Task goal:
Every word of the data below has to be copied faithfully.

(App and web page records)
⁂

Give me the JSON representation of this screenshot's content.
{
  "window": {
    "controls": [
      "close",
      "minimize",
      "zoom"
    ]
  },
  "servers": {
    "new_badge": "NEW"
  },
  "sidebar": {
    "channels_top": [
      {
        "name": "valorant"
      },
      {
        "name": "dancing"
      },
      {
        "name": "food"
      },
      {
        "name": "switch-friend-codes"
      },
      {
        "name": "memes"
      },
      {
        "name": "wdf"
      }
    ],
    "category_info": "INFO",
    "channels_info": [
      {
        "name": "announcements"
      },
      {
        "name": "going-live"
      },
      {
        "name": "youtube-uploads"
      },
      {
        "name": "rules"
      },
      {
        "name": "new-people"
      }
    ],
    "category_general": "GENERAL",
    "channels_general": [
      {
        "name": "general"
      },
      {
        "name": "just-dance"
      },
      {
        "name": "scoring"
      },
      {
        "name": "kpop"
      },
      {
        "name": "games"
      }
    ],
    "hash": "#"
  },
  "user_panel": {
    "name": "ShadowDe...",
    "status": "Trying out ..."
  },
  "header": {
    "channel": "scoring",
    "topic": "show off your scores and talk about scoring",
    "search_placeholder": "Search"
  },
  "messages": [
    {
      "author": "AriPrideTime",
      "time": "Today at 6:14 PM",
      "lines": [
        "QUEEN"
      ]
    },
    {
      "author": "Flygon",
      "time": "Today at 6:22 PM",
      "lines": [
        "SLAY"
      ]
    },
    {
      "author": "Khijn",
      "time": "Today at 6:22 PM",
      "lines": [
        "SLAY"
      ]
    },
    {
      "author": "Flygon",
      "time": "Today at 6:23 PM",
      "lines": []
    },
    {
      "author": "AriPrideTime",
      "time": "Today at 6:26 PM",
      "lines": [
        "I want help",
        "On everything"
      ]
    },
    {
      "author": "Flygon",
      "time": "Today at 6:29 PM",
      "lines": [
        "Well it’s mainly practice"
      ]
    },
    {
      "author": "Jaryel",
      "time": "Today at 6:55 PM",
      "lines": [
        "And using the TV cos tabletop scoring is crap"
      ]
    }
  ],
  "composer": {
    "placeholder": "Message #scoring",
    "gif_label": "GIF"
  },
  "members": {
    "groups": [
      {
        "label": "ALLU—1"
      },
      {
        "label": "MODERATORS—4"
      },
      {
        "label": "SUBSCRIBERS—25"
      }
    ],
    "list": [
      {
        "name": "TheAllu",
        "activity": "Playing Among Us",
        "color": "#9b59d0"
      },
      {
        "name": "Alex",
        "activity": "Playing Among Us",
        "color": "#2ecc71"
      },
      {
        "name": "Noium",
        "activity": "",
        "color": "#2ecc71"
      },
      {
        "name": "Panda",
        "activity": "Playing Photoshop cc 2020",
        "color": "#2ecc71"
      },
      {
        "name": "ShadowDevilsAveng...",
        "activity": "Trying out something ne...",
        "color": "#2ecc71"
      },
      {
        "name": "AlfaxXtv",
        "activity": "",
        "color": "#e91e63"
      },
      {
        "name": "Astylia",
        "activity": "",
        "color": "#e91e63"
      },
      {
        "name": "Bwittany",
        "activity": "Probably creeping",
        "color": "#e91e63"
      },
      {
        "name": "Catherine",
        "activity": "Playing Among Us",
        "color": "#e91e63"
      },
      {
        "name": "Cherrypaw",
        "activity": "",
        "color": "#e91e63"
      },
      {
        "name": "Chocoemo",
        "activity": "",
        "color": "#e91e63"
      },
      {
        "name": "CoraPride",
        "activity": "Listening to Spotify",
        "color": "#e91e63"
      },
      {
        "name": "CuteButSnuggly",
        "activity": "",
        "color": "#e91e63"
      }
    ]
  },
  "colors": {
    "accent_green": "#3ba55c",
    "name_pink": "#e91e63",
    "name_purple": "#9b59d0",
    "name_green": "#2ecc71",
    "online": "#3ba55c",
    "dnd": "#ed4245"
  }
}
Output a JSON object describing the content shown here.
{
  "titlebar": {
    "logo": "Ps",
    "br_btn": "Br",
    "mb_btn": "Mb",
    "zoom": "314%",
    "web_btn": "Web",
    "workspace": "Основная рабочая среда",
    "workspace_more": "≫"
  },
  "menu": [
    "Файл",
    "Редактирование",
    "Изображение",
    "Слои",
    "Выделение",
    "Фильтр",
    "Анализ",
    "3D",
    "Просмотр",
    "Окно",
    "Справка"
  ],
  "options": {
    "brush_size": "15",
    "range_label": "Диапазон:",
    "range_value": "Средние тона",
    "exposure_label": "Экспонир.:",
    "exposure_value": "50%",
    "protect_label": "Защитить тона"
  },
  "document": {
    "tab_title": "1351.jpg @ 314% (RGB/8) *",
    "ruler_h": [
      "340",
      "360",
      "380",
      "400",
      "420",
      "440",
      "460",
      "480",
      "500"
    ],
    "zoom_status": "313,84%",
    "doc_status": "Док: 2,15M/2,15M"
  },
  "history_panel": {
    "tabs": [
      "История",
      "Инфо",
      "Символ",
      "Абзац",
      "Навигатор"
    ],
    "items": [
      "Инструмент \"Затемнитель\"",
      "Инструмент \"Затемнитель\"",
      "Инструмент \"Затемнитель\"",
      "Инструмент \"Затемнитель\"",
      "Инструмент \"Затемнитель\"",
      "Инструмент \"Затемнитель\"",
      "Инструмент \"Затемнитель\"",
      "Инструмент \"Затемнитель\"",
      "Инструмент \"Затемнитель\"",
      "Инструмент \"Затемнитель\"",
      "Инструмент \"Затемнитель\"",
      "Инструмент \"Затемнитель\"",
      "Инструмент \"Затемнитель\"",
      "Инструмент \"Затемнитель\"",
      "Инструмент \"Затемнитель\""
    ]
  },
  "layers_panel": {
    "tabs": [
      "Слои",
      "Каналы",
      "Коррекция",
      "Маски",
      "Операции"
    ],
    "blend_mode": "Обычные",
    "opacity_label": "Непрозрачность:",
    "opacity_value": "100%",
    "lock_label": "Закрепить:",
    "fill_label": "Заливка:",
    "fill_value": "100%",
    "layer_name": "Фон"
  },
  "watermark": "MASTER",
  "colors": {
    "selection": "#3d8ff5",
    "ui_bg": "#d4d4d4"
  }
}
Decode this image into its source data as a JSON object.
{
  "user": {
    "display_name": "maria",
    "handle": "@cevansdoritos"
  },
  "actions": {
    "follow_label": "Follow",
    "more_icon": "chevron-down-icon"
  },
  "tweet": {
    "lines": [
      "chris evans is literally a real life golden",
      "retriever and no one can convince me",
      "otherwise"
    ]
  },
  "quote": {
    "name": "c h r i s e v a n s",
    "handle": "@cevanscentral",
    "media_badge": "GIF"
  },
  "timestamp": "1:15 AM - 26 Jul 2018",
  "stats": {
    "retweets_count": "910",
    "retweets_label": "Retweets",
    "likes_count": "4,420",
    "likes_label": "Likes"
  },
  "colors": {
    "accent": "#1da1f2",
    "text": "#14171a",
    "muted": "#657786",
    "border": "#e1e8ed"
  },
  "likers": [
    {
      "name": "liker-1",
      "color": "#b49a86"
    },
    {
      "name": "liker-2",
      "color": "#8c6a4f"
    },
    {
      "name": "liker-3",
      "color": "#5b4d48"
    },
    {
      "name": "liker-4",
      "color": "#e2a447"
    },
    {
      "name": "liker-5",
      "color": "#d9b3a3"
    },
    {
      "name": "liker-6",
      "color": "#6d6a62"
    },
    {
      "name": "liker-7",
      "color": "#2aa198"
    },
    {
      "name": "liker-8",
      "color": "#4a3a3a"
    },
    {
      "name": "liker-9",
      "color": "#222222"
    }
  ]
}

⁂

Response to the task:
Give me the JSON representation of this screenshot's content.
{
  "window": {
    "controls": [
      "close",
      "minimize",
      "zoom"
    ]
  },
  "servers": {
    "new_badge": "NEW"
  },
  "sidebar": {
    "channels_top": [
      {
        "name": "valorant"
      },
      {
        "name": "dancing"
      },
      {
        "name": "food"
      },
      {
        "name": "switch-friend-codes"
      },
      {
        "name": "memes"
      },
      {
        "name": "wdf"
      }
    ],
    "category_info": "INFO",
    "channels_info": [
      {
        "name": "announcements"
      },
      {
        "name": "going-live"
      },
      {
        "name": "youtube-uploads"
      },
      {
        "name": "rules"
      },
      {
        "name": "new-people"
      }
    ],
    "category_general": "GENERAL",
    "channels_general": [
      {
        "name": "general"
      },
      {
        "name": "just-dance"
      },
      {
        "name": "scoring"
      },
      {
        "name": "kpop"
      },
      {
        "name": "games"
      }
    ],
    "hash": "#"
  },
  "user_panel": {
    "name": "ShadowDe...",
    "status": "Trying out ..."
  },
  "header": {
    "channel": "scoring",
    "topic": "show off your scores and talk about scoring",
    "search_placeholder": "Search"
  },
  "messages": [
    {
      "author": "AriPrideTime",
      "time": "Today at 6:14 PM",
      "lines": [
        "QUEEN"
      ]
    },
    {
      "author": "Flygon",
      "time": "Today at 6:22 PM",
      "lines": [
        "SLAY"
      ]
    },
    {
      "author": "Khijn",
      "time": "Today at 6:22 PM",
      "lines": [
        "SLAY"
      ]
    },
    {
      "author": "Flygon",
      "time": "Today at 6:23 PM",
      "lines": []
    },
    {
      "author": "AriPrideTime",
      "time": "Today at 6:26 PM",
      "lines": [
        "I want help",
        "On everything"
      ]
    },
    {
      "author": "Flygon",
      "time": "Today at 6:29 PM",
      "lines": [
        "Well it’s mainly practice"
      ]
    },
    {
      "author": "Jaryel",
      "time": "Today at 6:55 PM",
      "lines": [
        "And using the TV cos tabletop scoring is crap"
      ]
    }
  ],
  "composer": {
    "placeholder": "Message #scoring",
    "gif_label": "GIF"
  },
  "members": {
    "groups": [
      {
        "label": "ALLU—1"
      },
      {
        "label": "MODERATORS—4"
      },
      {
        "label": "SUBSCRIBERS—25"
      }
    ],
    "list": [
      {
        "name": "TheAllu",
        "activity": "Playing Among Us",
        "color": "#9b59d0"
      },
      {
        "name": "Alex",
        "activity": "Playing Among Us",
        "color": "#2ecc71"
      },
      {
        "name": "Noium",
        "activity": "",
        "color": "#2ecc71"
      },
      {
        "name": "Panda",
        "activity": "Playing Photoshop cc 2020",
        "color": "#2ecc71"
      },
      {
        "name": "ShadowDevilsAveng...",
        "activity": "Trying out something ne...",
        "color": "#2ecc71"
      },
      {
        "name": "AlfaxXtv",
        "activity": "",
        "color": "#e91e63"
      },
      {
        "name": "Astylia",
        "activity": "",
        "color": "#e91e63"
      },
      {
        "name": "Bwittany",
        "activity": "Probably creeping",
        "color": "#e91e63"
      },
      {
        "name": "Catherine",
        "activity": "Playing Among Us",
        "color": "#e91e63"
      },
      {
        "name": "Cherrypaw",
        "activity": "",
        "color": "#e91e63"
      },
      {
        "name": "Chocoemo",
        "activity": "",
        "color": "#e91e63"
      },
      {
        "name": "CoraPride",
        "activity": "Listening to Spotify",
        "color": "#e91e63"
      },
      {
        "name": "CuteButSnuggly",
        "activity": "",
        "color": "#e91e63"
      }
    ]
  },
  "colors": {
    "accent_green": "#3ba55c",
    "name_pink": "#e91e63",
    "name_purple": "#9b59d0",
    "name_green": "#2ecc71",
    "online": "#3ba55c",
    "dnd": "#ed4245"
  }
}
Output a JSON object describing the content shown here.
{
  "titlebar": {
    "logo": "Ps",
    "br_btn": "Br",
    "mb_btn": "Mb",
    "zoom": "314%",
    "web_btn": "Web",
    "workspace": "Основная рабочая среда",
    "workspace_more": "≫"
  },
  "menu": [
    "Файл",
    "Редактирование",
    "Изображение",
    "Слои",
    "Выделение",
    "Фильтр",
    "Анализ",
    "3D",
    "Просмотр",
    "Окно",
    "Справка"
  ],
  "options": {
    "brush_size": "15",
    "range_label": "Диапазон:",
    "range_value": "Средние тона",
    "exposure_label": "Экспонир.:",
    "exposure_value": "50%",
    "protect_label": "Защитить тона"
  },
  "document": {
    "tab_title": "1351.jpg @ 314% (RGB/8) *",
    "ruler_h": [
      "340",
      "360",
      "380",
      "400",
      "420",
      "440",
      "460",
      "480",
      "500"
    ],
    "zoom_status": "313,84%",
    "doc_status": "Док: 2,15M/2,15M"
  },
  "history_panel": {
    "tabs": [
      "История",
      "Инфо",
      "Символ",
      "Абзац",
      "Навигатор"
    ],
    "items": [
      "Инструмент \"Затемнитель\"",
      "Инструмент \"Затемнитель\"",
      "Инструмент \"Затемнитель\"",
      "Инструмент \"Затемнитель\"",
      "Инструмент \"Затемнитель\"",
      "Инструмент \"Затемнитель\"",
      "Инструмент \"Затемнитель\"",
      "Инструмент \"Затемнитель\"",
      "Инструмент \"Затемнитель\"",
      "Инструмент \"Затемнитель\"",
      "Инструмент \"Затемнитель\"",
      "Инструмент \"Затемнитель\"",
      "Инструмент \"Затемнитель\"",
      "Инструмент \"Затемнитель\"",
      "Инструмент \"Затемнитель\""
    ]
  },
  "layers_panel": {
    "tabs": [
      "Слои",
      "Каналы",
      "Коррекция",
      "Маски",
      "Операции"
    ],
    "blend_mode": "Обычные",
    "opacity_label": "Непрозрачность:",
    "opacity_value": "100%",
    "lock_label": "Закрепить:",
    "fill_label": "Заливка:",
    "fill_value": "100%",
    "layer_name": "Фон"
  },
  "watermark": "MASTER",
  "colors": {
    "selection": "#3d8ff5",
    "ui_bg": "#d4d4d4"
  }
}
Decode this image into its source data as a JSON object.
{
  "user": {
    "display_name": "maria",
    "handle": "@cevansdoritos"
  },
  "actions": {
    "follow_label": "Follow",
    "more_icon": "chevron-down-icon"
  },
  "tweet": {
    "lines": [
      "chris evans is literally a real life golden",
      "retriever and no one can convince me",
      "otherwise"
    ]
  },
  "quote": {
    "name": "c h r i s e v a n s",
    "handle": "@cevanscentral",
    "media_badge": "GIF"
  },
  "timestamp": "1:15 AM - 26 Jul 2018",
  "stats": {
    "retweets_count": "910",
    "retweets_label": "Retweets",
    "likes_count": "4,420",
    "likes_label": "Likes"
  },
  "colors": {
    "accent": "#1da1f2",
    "text": "#14171a",
    "muted": "#657786",
    "border": "#e1e8ed"
  },
  "likers": [
    {
      "name": "liker-1",
      "color": "#b49a86"
    },
    {
      "name": "liker-2",
      "color": "#8c6a4f"
    },
    {
      "name": "liker-3",
      "color": "#5b4d48"
    },
    {
      "name": "liker-4",
      "color": "#e2a447"
    },
    {
      "name": "liker-5",
      "color": "#d9b3a3"
    },
    {
      "name": "liker-6",
      "color": "#6d6a62"
    },
    {
      "name": "liker-7",
      "color": "#2aa198"
    },
    {
      "name": "liker-8",
      "color": "#4a3a3a"
    },
    {
      "name": "liker-9",
      "color": "#222222"
    }
  ]
}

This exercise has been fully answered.